[DATA SECTION]

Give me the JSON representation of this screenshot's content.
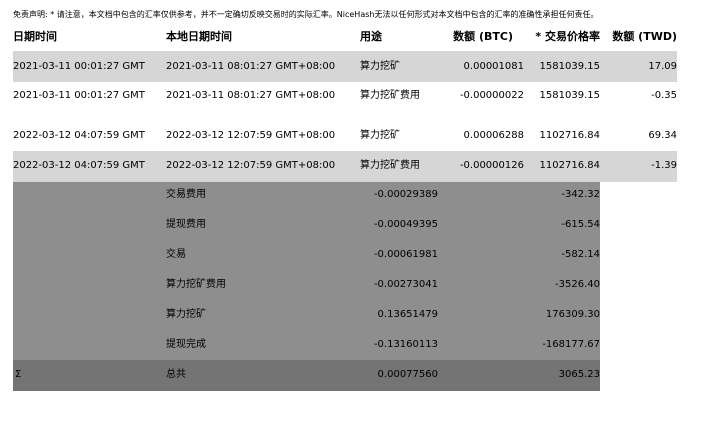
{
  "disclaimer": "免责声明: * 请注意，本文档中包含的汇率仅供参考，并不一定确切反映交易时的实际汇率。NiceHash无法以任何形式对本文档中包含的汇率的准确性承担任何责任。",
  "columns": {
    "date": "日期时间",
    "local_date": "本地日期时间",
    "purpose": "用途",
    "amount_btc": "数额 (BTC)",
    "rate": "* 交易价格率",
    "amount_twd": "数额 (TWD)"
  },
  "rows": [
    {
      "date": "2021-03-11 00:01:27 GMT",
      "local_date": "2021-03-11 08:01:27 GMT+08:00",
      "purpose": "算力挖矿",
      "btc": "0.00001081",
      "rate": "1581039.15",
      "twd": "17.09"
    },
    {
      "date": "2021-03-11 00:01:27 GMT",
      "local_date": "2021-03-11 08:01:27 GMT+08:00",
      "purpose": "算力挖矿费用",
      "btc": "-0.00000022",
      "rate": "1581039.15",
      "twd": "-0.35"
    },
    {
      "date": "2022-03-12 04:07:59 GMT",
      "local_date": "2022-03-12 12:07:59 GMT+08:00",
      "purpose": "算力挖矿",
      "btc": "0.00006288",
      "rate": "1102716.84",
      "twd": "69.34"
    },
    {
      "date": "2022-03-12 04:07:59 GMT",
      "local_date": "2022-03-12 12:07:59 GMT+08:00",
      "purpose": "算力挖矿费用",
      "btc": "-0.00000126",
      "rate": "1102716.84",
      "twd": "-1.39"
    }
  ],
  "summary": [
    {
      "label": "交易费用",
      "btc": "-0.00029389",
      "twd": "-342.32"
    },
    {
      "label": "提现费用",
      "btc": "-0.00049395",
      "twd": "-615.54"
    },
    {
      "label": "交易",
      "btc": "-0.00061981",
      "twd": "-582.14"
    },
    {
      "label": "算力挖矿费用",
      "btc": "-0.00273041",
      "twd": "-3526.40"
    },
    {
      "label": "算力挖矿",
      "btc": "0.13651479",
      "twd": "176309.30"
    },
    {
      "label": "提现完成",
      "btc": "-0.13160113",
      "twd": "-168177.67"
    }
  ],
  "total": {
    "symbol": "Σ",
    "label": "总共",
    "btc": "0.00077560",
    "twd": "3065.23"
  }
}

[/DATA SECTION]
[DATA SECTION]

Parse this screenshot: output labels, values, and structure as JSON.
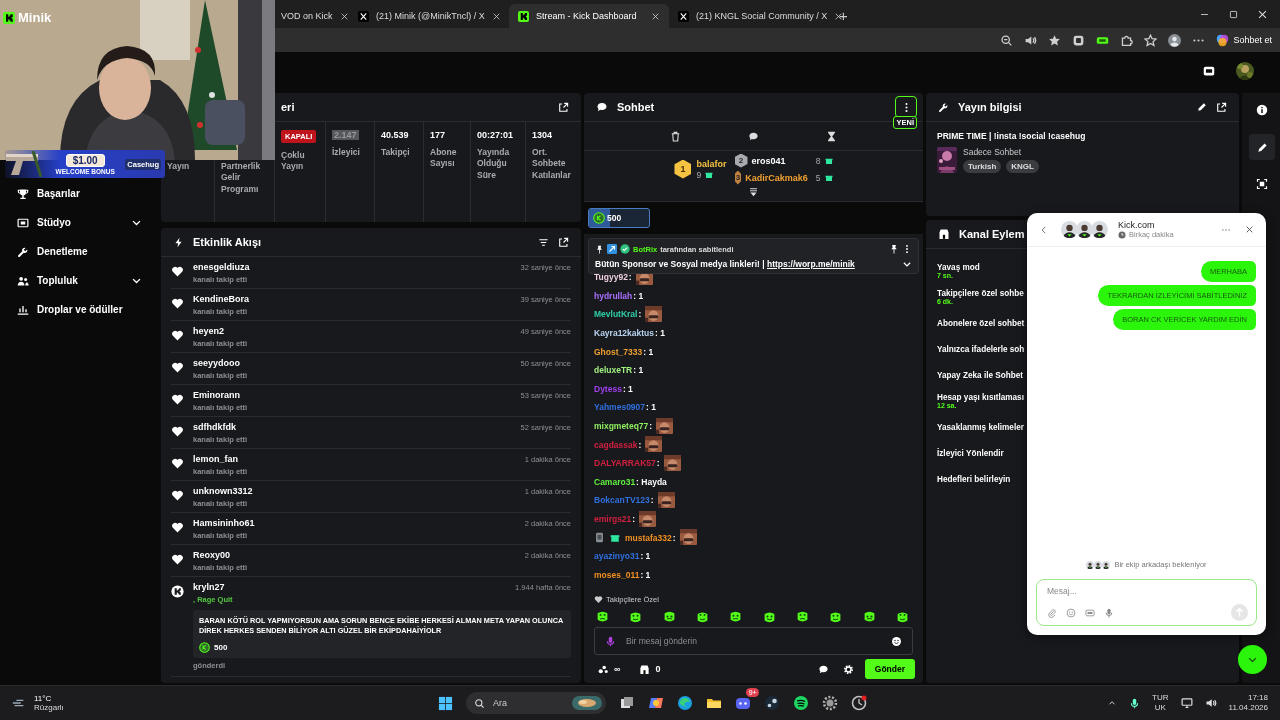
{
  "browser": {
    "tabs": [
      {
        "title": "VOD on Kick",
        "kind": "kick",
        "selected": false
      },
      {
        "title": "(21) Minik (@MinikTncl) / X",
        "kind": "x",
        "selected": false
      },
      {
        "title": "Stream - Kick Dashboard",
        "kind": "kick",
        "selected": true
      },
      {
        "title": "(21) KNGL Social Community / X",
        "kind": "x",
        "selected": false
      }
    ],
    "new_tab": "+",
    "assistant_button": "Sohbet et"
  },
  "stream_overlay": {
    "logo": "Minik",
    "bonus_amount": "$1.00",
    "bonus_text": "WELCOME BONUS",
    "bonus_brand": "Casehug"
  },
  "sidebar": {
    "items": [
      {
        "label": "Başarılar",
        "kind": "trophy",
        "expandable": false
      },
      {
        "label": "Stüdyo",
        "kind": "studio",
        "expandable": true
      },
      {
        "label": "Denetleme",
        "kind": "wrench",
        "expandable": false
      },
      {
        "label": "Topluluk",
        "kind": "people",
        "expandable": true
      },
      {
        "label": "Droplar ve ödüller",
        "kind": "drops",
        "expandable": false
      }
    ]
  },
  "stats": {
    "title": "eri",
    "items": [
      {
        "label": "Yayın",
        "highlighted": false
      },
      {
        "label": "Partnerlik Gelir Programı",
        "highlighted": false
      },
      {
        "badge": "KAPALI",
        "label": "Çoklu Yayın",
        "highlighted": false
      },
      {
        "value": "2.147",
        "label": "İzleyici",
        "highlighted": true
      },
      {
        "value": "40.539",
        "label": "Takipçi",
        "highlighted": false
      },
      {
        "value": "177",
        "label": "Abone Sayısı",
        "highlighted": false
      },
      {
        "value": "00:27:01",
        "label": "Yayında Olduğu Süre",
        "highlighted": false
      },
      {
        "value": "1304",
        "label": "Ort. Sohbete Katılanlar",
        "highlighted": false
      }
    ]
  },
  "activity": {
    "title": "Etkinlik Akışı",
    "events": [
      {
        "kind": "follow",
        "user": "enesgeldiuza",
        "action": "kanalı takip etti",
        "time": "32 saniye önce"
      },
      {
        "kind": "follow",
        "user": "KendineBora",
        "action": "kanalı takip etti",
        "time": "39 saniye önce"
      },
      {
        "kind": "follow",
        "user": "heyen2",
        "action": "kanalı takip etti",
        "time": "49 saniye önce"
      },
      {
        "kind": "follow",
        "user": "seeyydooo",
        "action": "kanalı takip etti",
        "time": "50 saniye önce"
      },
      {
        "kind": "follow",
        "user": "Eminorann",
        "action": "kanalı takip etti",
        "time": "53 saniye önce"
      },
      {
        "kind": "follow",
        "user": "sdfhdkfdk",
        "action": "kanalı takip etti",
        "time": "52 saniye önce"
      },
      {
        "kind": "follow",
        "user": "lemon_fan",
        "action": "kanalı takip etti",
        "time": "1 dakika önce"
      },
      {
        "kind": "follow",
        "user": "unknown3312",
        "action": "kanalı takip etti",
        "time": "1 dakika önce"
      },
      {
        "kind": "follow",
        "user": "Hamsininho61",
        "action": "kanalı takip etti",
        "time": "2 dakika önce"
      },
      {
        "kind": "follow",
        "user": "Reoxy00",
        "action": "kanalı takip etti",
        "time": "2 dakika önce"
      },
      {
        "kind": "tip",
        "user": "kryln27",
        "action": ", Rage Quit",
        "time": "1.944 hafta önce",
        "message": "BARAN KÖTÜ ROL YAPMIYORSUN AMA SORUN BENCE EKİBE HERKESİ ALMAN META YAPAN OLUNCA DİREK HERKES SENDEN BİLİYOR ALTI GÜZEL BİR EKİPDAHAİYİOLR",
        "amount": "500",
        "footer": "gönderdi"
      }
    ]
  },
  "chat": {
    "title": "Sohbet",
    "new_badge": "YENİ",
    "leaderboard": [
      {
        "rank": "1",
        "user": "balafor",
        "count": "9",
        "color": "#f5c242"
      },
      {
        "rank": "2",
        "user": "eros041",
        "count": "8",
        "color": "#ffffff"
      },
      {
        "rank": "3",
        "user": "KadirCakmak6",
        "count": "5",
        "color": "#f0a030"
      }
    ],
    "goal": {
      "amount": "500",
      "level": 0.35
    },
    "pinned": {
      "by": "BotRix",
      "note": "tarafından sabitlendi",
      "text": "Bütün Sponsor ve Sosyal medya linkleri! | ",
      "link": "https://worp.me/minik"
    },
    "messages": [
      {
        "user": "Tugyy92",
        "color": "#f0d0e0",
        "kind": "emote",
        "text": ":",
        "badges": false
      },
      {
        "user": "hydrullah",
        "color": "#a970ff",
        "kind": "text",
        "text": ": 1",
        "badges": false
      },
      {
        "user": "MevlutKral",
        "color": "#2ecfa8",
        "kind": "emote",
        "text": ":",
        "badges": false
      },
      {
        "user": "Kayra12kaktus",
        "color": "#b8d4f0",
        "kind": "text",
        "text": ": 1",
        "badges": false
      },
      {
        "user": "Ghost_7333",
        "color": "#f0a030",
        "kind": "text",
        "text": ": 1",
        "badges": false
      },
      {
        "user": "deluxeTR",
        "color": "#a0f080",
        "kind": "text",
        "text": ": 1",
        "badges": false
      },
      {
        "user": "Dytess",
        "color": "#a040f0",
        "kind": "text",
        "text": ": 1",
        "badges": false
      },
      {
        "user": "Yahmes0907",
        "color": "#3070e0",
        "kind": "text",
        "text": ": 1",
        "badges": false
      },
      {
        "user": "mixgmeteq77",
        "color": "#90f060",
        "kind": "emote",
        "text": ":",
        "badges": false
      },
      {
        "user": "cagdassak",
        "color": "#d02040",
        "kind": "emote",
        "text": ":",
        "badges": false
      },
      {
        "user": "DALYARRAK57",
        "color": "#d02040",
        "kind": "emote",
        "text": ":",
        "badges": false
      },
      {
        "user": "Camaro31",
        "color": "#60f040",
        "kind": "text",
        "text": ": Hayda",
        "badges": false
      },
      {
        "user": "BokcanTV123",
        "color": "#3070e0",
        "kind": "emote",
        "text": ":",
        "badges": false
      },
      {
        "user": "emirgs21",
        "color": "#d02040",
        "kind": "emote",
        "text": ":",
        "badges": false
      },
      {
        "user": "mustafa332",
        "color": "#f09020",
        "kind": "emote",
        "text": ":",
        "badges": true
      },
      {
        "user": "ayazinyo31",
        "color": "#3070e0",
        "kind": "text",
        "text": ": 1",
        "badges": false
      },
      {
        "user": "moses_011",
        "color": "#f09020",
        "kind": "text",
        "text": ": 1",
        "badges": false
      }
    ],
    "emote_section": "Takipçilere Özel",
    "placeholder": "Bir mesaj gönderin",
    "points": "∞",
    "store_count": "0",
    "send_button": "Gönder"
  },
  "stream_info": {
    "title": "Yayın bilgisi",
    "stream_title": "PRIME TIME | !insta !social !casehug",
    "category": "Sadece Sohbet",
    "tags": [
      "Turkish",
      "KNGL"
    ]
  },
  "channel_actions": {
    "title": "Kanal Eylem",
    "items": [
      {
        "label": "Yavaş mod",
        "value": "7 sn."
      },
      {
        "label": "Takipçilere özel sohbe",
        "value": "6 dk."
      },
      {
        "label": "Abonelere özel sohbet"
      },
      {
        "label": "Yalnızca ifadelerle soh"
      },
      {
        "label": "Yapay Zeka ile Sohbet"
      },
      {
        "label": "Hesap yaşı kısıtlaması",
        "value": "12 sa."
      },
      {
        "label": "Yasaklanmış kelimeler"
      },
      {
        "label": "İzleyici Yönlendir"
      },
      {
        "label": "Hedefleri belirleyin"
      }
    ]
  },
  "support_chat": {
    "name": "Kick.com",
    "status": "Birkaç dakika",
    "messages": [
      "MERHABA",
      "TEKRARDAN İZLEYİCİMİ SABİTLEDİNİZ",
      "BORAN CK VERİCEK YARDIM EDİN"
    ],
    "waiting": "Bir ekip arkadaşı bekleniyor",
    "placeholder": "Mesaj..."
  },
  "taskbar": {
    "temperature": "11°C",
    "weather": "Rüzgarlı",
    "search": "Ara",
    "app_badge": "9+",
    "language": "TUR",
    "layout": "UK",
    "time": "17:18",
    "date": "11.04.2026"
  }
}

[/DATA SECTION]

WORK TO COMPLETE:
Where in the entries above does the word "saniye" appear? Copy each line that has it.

WORKED SOLUTION:
        "time": "32 saniye önce"
        "time": "39 saniye önce"
        "time": "49 saniye önce"
        "time": "50 saniye önce"
        "time": "53 saniye önce"
        "time": "52 saniye önce"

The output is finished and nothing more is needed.